“So when James got on Basic Income, he used his experience and his economics degree to parlay a basic income into starting an entrepreneurial venture of his own. And I think many people did that.”
The argument can be made that a basic income doesn’t incentivize employment for those who choose not to work. But that’s not a basic income problem.
Dr. Evelyn Forget is the author of Basic Income For Canadians: The Key to a Healthier, Happier, More Secure Life for All. She says the notion that Basic Income is going to encourage people to work more is a nice idea, but unlikely as a single solution.
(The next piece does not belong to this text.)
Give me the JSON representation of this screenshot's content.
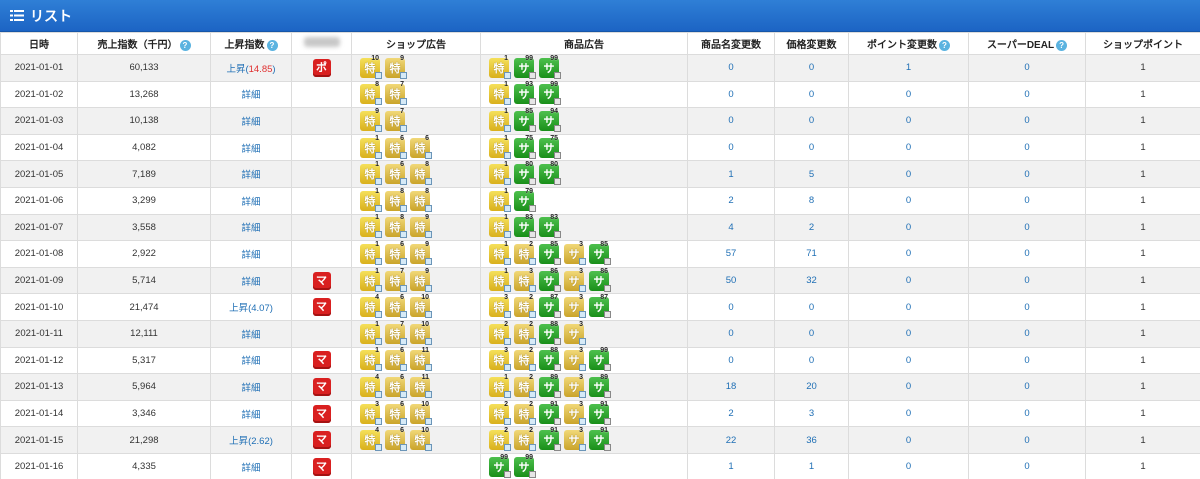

“If people are unemployed and unemployed for a long time in a society that has jobs, there is usually a reason for it,” said Dr. Forget, who is also a health economist at the University of Manitoba. “They’re unemployed because they lack the skills for the kind of jobs that exist or because of undiagnosed disabilities of one type or another.”
“It takes a long time to get from a position of being a long-term unemployed person to actually being productively employed”.
Depending on who you ask and what their biases are, the government cost of Universal Basic Income in Canada has been estimated anywhere from 10 to 50 per cent more than the programs already in place. However, proponents say those additional costs would be offset by a reduction in the use of emergency workers and the healthcare system as a whole.
According to the John Howard Society of Ontario, low-income Canadians greatly outnumber wealthier Canadians in the criminal justice system. They’re more at-risk of participating in crime because of the social and economic challenges they face. Low-income Canadians are also more likely to face significant barriers once they are involved in criminal justice processes.
Meanwhile, according to research by Astrid Guttmann, a McMaster University alum and Chief Science Officer at the Institute for Clinical Evaluative Sciences, children living in low, compared with high-income households are more susceptible to:
- rates of low birth weight (LBW),
- infant mortality,
- childhood mortality from accidental causes and respiratory disease,
- hospitalization for injuries
- psychosocial and psychiatric behavioural problems.
Now let’s get back to some of the findings on Ontario’s UBI pilot conducted by McMaster and Ryerson University, in partnership with the Hamilton Roundtable for Poverty Reduction:
- Everyone who received Basic Income reported benefitting in some way.
- Many recipients reported improvements in their physical and mental health, labour market participation, food security, housing stability, financial status, and social relationships.
- Basic income also had a noticeable impact on the use of health services, with many of the survey respondents indicating less frequent visits to health practitioners and hospital emergency rooms.
- For a significant number of participants, Basic Income purportedly proved to be transformational, fundamentally reshaping their living standards as well as their sense of self-worth and hope for a better future.
- Those working before the pilot reported even greater improvements on some measures of well-being than those who were not working before.
It seems that what was considered a pipe dream at-best prior to the pandemic may be Canada’s only sustainable economic option going forward. This means opponents of a Universal Basic Income program may have to open their minds and check the facts.
Follow Anthony on Twitter @anthurch